# TASK
In the entries that follow, which lines hold the string "screenshot"? List them.

### SOURCE MATERIAL

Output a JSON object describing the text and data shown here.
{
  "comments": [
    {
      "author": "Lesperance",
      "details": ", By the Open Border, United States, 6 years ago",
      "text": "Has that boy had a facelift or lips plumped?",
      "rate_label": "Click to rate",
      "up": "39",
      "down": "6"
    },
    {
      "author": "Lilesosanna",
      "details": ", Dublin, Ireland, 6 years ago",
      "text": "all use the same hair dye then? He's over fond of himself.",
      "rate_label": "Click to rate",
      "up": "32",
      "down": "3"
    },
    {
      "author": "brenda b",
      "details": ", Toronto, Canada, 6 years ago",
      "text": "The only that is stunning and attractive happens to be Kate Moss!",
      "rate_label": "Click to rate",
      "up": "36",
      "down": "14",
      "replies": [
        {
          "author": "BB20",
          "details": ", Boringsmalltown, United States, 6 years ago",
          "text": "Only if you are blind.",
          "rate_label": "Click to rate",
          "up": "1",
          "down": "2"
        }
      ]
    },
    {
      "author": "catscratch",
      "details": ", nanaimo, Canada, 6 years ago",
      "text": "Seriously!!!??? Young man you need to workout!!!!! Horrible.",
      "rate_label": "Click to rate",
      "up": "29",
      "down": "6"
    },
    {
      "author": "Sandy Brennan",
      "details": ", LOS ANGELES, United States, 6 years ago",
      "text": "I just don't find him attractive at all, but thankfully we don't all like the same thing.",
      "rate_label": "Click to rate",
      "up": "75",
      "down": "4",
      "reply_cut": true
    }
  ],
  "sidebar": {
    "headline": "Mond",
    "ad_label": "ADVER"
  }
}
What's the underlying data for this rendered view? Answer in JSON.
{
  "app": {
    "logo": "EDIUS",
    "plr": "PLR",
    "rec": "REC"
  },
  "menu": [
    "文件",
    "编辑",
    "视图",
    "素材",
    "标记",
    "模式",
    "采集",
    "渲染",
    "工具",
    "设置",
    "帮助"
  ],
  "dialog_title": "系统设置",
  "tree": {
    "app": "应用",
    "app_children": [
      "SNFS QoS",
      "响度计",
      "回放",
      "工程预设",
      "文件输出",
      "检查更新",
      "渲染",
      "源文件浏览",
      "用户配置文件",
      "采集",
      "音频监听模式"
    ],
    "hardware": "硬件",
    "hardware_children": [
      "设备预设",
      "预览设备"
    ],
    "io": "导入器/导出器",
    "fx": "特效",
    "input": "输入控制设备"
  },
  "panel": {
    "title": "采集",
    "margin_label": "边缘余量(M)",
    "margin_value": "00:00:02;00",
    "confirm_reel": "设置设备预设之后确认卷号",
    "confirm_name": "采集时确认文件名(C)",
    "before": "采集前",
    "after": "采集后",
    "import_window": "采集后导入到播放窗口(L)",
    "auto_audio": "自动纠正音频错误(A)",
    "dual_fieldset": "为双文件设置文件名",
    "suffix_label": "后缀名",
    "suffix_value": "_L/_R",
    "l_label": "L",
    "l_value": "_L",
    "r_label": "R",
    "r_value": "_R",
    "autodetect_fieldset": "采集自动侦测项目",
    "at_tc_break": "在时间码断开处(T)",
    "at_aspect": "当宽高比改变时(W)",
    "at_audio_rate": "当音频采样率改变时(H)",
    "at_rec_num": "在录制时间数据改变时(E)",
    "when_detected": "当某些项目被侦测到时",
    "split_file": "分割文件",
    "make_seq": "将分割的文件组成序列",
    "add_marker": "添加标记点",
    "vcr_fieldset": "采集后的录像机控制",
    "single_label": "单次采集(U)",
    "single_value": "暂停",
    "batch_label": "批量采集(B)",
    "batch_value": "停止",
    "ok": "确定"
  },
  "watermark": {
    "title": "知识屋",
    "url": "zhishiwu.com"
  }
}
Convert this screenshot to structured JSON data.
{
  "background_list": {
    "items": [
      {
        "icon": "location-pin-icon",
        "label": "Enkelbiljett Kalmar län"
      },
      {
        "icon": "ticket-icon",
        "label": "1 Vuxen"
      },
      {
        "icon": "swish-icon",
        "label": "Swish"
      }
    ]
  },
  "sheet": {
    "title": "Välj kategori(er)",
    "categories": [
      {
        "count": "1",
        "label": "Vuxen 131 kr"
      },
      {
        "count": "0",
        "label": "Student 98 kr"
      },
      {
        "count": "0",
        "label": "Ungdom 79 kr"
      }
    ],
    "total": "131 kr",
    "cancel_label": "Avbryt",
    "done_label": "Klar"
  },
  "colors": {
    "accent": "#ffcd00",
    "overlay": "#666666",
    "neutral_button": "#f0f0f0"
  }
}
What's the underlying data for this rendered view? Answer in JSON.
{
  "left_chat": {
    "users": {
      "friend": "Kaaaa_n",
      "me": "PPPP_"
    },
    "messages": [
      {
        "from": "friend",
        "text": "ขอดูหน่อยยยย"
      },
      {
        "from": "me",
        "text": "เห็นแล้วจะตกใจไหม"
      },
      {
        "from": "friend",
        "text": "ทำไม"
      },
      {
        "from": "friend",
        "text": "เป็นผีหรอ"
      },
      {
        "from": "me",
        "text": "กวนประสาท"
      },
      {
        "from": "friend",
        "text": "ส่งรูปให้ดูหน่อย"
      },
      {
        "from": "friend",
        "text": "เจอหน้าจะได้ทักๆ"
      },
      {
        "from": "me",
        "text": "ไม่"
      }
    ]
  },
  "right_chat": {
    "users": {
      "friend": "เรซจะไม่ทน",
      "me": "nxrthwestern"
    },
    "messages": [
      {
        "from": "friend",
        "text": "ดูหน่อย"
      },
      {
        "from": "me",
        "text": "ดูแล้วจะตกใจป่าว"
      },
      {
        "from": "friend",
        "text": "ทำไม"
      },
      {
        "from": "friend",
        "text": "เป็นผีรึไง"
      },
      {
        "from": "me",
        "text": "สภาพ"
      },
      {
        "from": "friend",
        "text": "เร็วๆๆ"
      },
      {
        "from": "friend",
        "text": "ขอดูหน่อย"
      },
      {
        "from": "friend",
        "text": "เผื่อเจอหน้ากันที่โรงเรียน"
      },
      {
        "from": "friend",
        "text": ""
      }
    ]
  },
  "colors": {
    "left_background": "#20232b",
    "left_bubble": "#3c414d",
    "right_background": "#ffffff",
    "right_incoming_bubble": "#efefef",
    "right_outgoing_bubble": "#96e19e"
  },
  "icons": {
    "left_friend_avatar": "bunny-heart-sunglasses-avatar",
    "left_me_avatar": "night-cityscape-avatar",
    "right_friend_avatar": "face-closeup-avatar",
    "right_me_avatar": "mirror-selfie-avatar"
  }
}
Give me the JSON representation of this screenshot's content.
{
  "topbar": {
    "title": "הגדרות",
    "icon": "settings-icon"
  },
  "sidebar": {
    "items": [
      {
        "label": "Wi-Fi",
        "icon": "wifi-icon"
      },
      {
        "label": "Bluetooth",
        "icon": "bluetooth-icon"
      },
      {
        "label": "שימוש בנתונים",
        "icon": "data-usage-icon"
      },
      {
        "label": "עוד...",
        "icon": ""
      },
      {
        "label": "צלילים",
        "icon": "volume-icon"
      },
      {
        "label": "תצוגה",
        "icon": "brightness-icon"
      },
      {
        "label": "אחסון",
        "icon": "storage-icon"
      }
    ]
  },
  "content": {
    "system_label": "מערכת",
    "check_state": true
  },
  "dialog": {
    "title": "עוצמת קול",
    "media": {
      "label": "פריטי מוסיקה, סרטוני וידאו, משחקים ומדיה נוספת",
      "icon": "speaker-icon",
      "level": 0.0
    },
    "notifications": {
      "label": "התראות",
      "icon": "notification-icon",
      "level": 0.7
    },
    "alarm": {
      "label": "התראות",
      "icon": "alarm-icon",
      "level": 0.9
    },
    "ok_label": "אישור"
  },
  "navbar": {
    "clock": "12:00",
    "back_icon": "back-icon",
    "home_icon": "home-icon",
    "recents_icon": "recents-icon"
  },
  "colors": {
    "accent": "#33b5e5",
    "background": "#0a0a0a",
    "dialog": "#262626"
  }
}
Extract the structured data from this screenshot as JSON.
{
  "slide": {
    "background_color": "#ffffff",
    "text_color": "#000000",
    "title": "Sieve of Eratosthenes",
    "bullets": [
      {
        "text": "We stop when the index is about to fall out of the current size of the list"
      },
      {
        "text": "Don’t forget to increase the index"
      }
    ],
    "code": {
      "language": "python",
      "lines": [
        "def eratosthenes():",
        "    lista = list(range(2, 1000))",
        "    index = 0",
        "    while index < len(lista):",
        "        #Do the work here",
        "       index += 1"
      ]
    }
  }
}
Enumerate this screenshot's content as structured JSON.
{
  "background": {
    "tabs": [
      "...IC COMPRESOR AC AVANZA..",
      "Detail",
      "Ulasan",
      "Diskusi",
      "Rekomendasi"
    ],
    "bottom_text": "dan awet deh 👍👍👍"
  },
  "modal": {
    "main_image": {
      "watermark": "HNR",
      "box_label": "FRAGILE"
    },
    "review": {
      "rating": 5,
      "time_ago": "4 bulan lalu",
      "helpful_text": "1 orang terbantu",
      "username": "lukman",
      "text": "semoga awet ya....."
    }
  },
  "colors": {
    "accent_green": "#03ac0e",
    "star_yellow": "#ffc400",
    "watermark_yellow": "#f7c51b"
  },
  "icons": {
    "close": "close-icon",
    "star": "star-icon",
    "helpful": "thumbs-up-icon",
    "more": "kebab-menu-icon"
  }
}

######

# TASK SOLUTION
Convert this screenshot to structured JSON data.
Give me the JSON representation of this screenshot's content.
Extract the structured data from this screenshot as JSON.
Enumerate this screenshot's content as structured JSON.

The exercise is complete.